* TASK ITEM: What you return should match the data exactly, from the first line to the last.

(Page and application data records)
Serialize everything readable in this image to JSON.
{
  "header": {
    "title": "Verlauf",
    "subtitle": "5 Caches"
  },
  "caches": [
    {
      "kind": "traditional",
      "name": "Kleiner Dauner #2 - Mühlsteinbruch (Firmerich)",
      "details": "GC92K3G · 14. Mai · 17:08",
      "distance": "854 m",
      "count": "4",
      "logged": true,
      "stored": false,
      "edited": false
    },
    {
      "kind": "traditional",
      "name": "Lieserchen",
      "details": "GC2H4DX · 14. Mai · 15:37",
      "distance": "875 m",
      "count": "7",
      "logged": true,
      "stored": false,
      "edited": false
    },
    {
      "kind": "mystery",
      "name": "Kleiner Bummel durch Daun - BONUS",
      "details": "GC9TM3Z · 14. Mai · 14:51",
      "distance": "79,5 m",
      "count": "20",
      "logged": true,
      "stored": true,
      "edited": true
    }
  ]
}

* RESPONSE TO THIS EXERCISE:
Serialize everything readable in this image to JSON.
{
  "header": {
    "title": "Verlauf",
    "subtitle": "5 Caches"
  },
  "caches": [
    {
      "kind": "traditional",
      "name": "Kleiner Dauner #2 - Mühlsteinbruch (Firmerich)",
      "details": "GC92K3G · 14. Mai · 17:08",
      "distance": "854 m",
      "count": "4",
      "logged": true,
      "stored": false,
      "edited": false
    },
    {
      "kind": "traditional",
      "name": "Lieserchen",
      "details": "GC2H4DX · 14. Mai · 15:37",
      "distance": "875 m",
      "count": "7",
      "logged": true,
      "stored": false,
      "edited": false
    },
    {
      "kind": "mystery",
      "name": "Kleiner Bummel durch Daun - BONUS",
      "details": "GC9TM3Z · 14. Mai · 14:51",
      "distance": "79,5 m",
      "count": "20",
      "logged": true,
      "stored": true,
      "edited": true
    }
  ]
}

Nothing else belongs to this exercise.